Your instructions: Set down each record below precisely, skipping the pictures.

Information provided:
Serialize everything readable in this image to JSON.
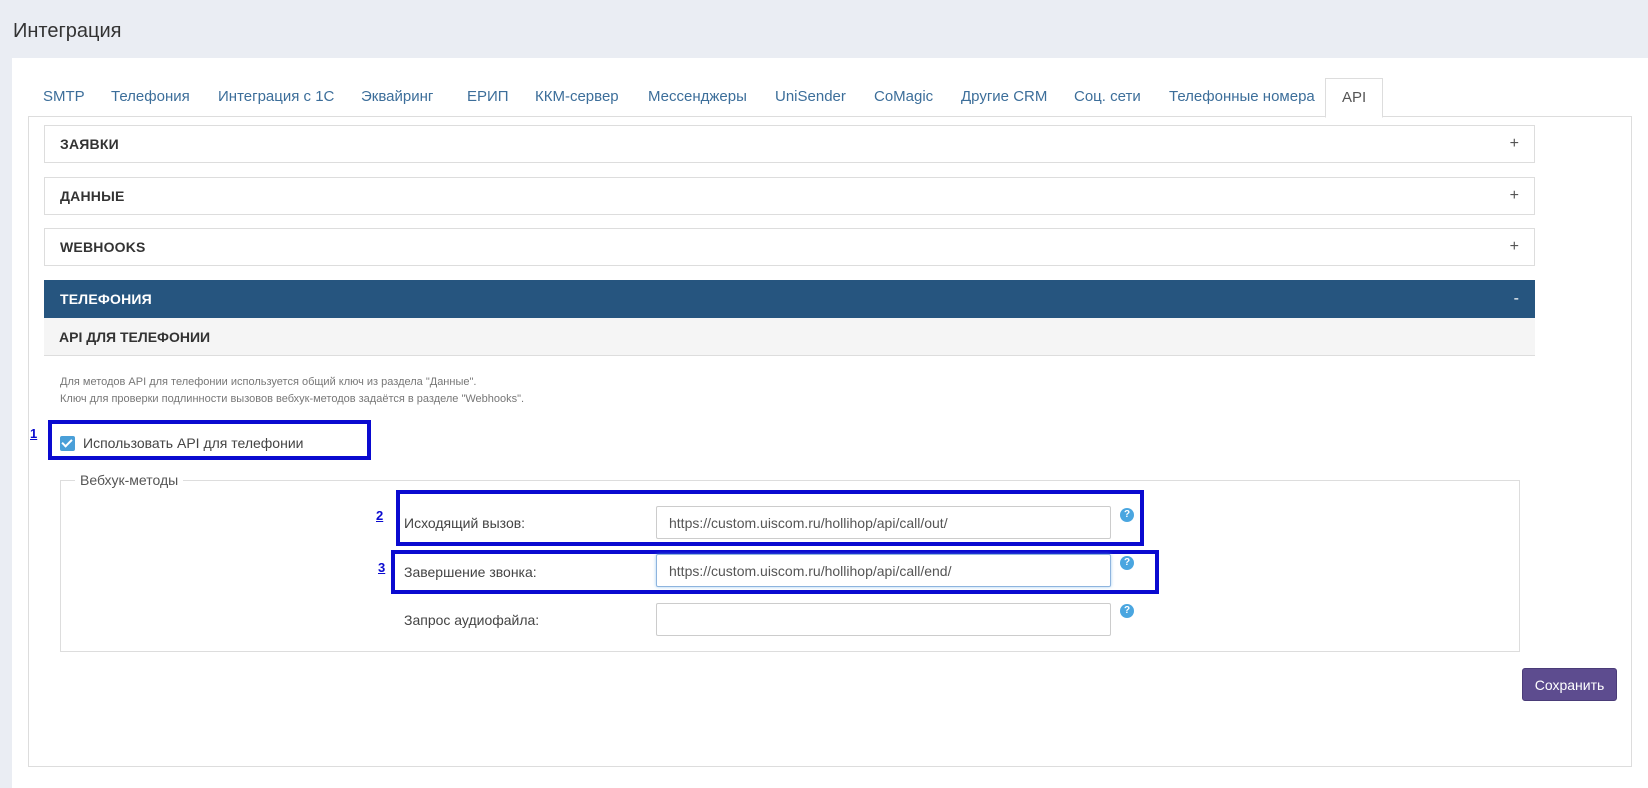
{
  "page": {
    "title": "Интеграция"
  },
  "tabs": [
    {
      "label": "SMTP"
    },
    {
      "label": "Телефония"
    },
    {
      "label": "Интеграция с 1С"
    },
    {
      "label": "Эквайринг"
    },
    {
      "label": "ЕРИП"
    },
    {
      "label": "ККМ-сервер"
    },
    {
      "label": "Мессенджеры"
    },
    {
      "label": "UniSender"
    },
    {
      "label": "CoMagic"
    },
    {
      "label": "Другие CRM"
    },
    {
      "label": "Соц. сети"
    },
    {
      "label": "Телефонные номера"
    },
    {
      "label": "API",
      "active": true
    }
  ],
  "panels": {
    "zayavki": {
      "title": "ЗАЯВКИ",
      "toggle": "+"
    },
    "dannye": {
      "title": "ДАННЫЕ",
      "toggle": "+"
    },
    "webhooks": {
      "title": "WEBHOOKS",
      "toggle": "+"
    },
    "telephony": {
      "title": "ТЕЛЕФОНИЯ",
      "toggle": "-"
    }
  },
  "telephony_api": {
    "subheader": "API ДЛЯ ТЕЛЕФОНИИ",
    "note_line1": "Для методов API для телефонии используется общий ключ из раздела \"Данные\".",
    "note_line2": "Ключ для проверки подлинности вызовов вебхук-методов задаётся в разделе \"Webhooks\".",
    "use_api_label": "Использовать API для телефонии",
    "use_api_checked": true,
    "fieldset_legend": "Вебхук-методы",
    "rows": [
      {
        "label": "Исходящий вызов:",
        "value": "https://custom.uiscom.ru/hollihop/api/call/out/"
      },
      {
        "label": "Завершение звонка:",
        "value": "https://custom.uiscom.ru/hollihop/api/call/end/"
      },
      {
        "label": "Запрос аудиофайла:",
        "value": ""
      }
    ],
    "help_glyph": "?",
    "save_label": "Сохранить"
  },
  "annotations": [
    "1",
    "2",
    "3"
  ],
  "colors": {
    "accent": "#26557f",
    "highlight": "#0a0ad0",
    "save_button": "#5d4c8f",
    "link": "#3c6e9a"
  }
}
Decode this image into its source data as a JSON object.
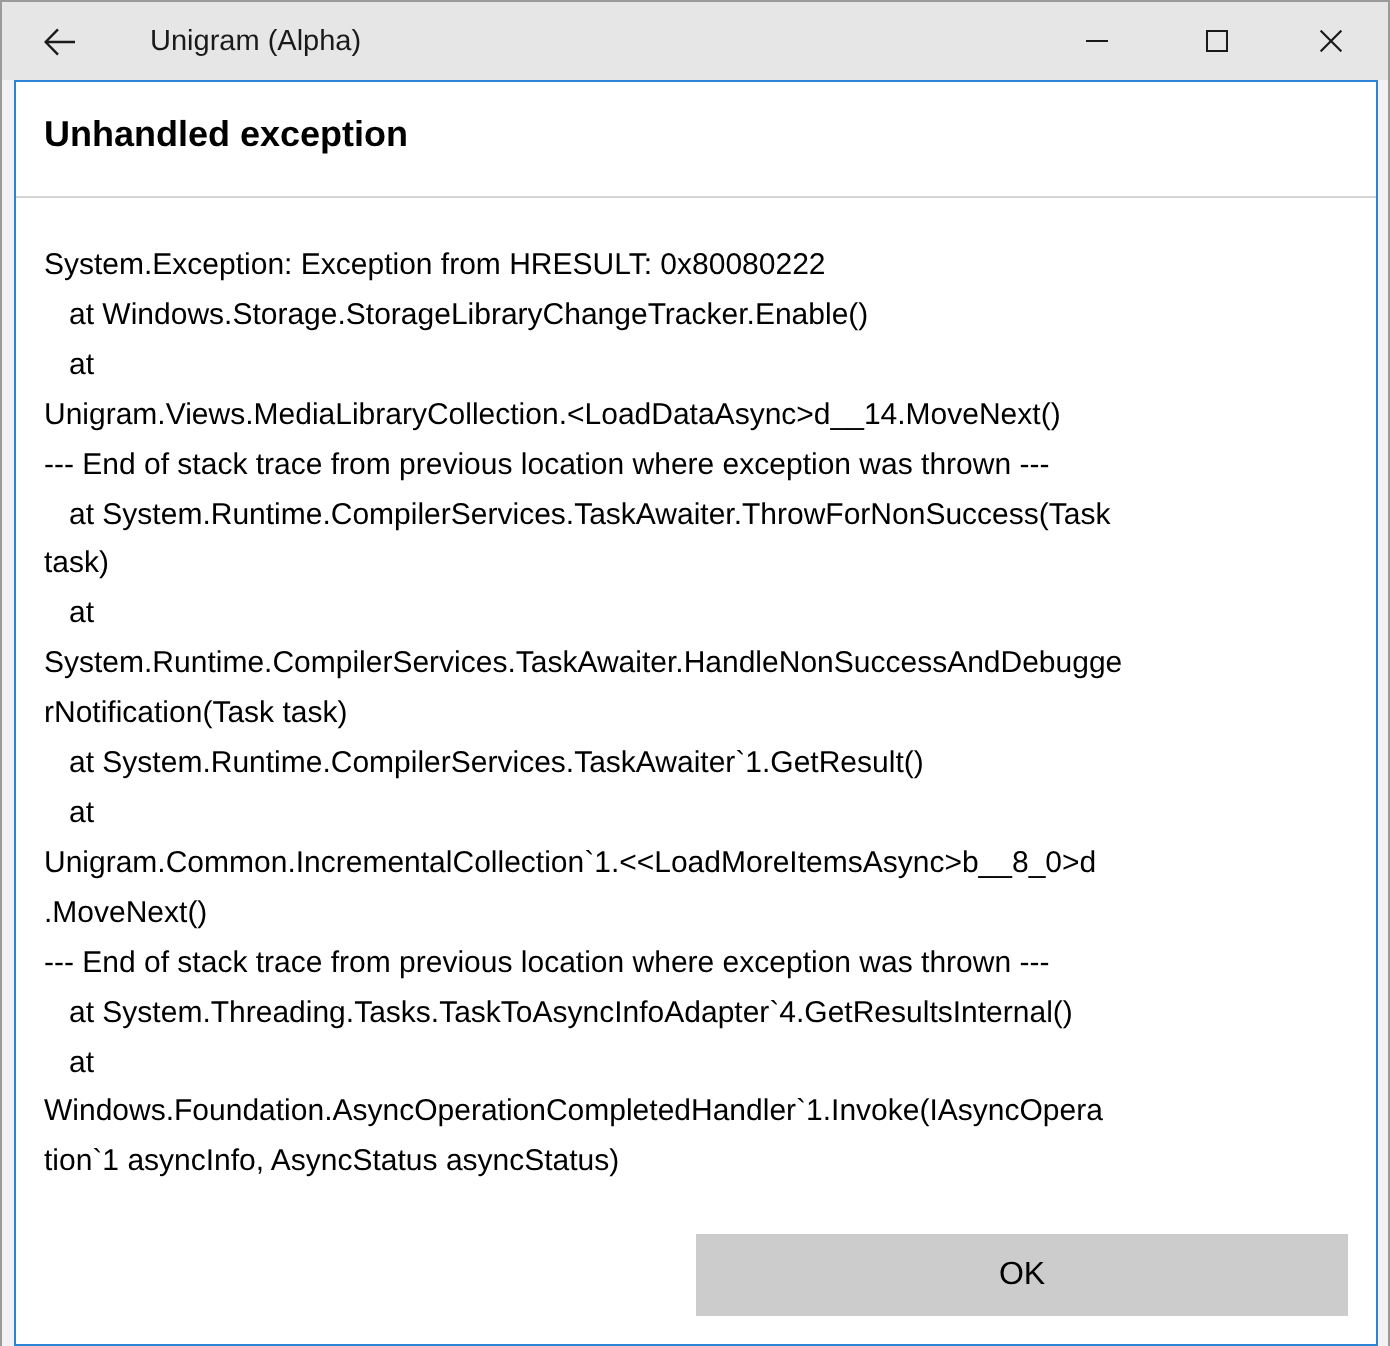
{
  "window": {
    "title": "Unigram (Alpha)"
  },
  "dialog": {
    "title": "Unhandled exception",
    "message_lines": [
      "System.Exception: Exception from HRESULT: 0x80080222",
      "   at Windows.Storage.StorageLibraryChangeTracker.Enable()",
      "   at",
      "Unigram.Views.MediaLibraryCollection.<LoadDataAsync>d__14.MoveNext()",
      "--- End of stack trace from previous location where exception was thrown ---",
      "   at System.Runtime.CompilerServices.TaskAwaiter.ThrowForNonSuccess(Task",
      "task)",
      "   at",
      "System.Runtime.CompilerServices.TaskAwaiter.HandleNonSuccessAndDebugge",
      "rNotification(Task task)",
      "   at System.Runtime.CompilerServices.TaskAwaiter`1.GetResult()",
      "   at",
      "Unigram.Common.IncrementalCollection`1.<<LoadMoreItemsAsync>b__8_0>d",
      ".MoveNext()",
      "--- End of stack trace from previous location where exception was thrown ---",
      "   at System.Threading.Tasks.TaskToAsyncInfoAdapter`4.GetResultsInternal()",
      "   at",
      "Windows.Foundation.AsyncOperationCompletedHandler`1.Invoke(IAsyncOpera",
      "tion`1 asyncInfo, AsyncStatus asyncStatus)"
    ],
    "buttons": [
      "OK"
    ]
  }
}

Answer for the task:
Serialize everything readable in this image to JSON.
{
  "page": {
    "title": "Интеграция"
  },
  "tabs": [
    {
      "label": "SMTP"
    },
    {
      "label": "Телефония"
    },
    {
      "label": "Интеграция с 1С"
    },
    {
      "label": "Эквайринг"
    },
    {
      "label": "ЕРИП"
    },
    {
      "label": "ККМ-сервер"
    },
    {
      "label": "Мессенджеры"
    },
    {
      "label": "UniSender"
    },
    {
      "label": "CoMagic"
    },
    {
      "label": "Другие CRM"
    },
    {
      "label": "Соц. сети"
    },
    {
      "label": "Телефонные номера"
    },
    {
      "label": "API",
      "active": true
    }
  ],
  "panels": {
    "zayavki": {
      "title": "ЗАЯВКИ",
      "toggle": "+"
    },
    "dannye": {
      "title": "ДАННЫЕ",
      "toggle": "+"
    },
    "webhooks": {
      "title": "WEBHOOKS",
      "toggle": "+"
    },
    "telephony": {
      "title": "ТЕЛЕФОНИЯ",
      "toggle": "-"
    }
  },
  "telephony_api": {
    "subheader": "API ДЛЯ ТЕЛЕФОНИИ",
    "note_line1": "Для методов API для телефонии используется общий ключ из раздела \"Данные\".",
    "note_line2": "Ключ для проверки подлинности вызовов вебхук-методов задаётся в разделе \"Webhooks\".",
    "use_api_label": "Использовать API для телефонии",
    "use_api_checked": true,
    "fieldset_legend": "Вебхук-методы",
    "rows": [
      {
        "label": "Исходящий вызов:",
        "value": "https://custom.uiscom.ru/hollihop/api/call/out/"
      },
      {
        "label": "Завершение звонка:",
        "value": "https://custom.uiscom.ru/hollihop/api/call/end/"
      },
      {
        "label": "Запрос аудиофайла:",
        "value": ""
      }
    ],
    "help_glyph": "?",
    "save_label": "Сохранить"
  },
  "annotations": [
    "1",
    "2",
    "3"
  ],
  "colors": {
    "accent": "#26557f",
    "highlight": "#0a0ad0",
    "save_button": "#5d4c8f",
    "link": "#3c6e9a"
  }
}
Decode this image into its source data as a JSON object.
{
  "window": {
    "title": "Unigram (Alpha)"
  },
  "dialog": {
    "title": "Unhandled exception",
    "message_lines": [
      "System.Exception: Exception from HRESULT: 0x80080222",
      "   at Windows.Storage.StorageLibraryChangeTracker.Enable()",
      "   at",
      "Unigram.Views.MediaLibraryCollection.<LoadDataAsync>d__14.MoveNext()",
      "--- End of stack trace from previous location where exception was thrown ---",
      "   at System.Runtime.CompilerServices.TaskAwaiter.ThrowForNonSuccess(Task",
      "task)",
      "   at",
      "System.Runtime.CompilerServices.TaskAwaiter.HandleNonSuccessAndDebugge",
      "rNotification(Task task)",
      "   at System.Runtime.CompilerServices.TaskAwaiter`1.GetResult()",
      "   at",
      "Unigram.Common.IncrementalCollection`1.<<LoadMoreItemsAsync>b__8_0>d",
      ".MoveNext()",
      "--- End of stack trace from previous location where exception was thrown ---",
      "   at System.Threading.Tasks.TaskToAsyncInfoAdapter`4.GetResultsInternal()",
      "   at",
      "Windows.Foundation.AsyncOperationCompletedHandler`1.Invoke(IAsyncOpera",
      "tion`1 asyncInfo, AsyncStatus asyncStatus)"
    ],
    "buttons": [
      "OK"
    ]
  }
}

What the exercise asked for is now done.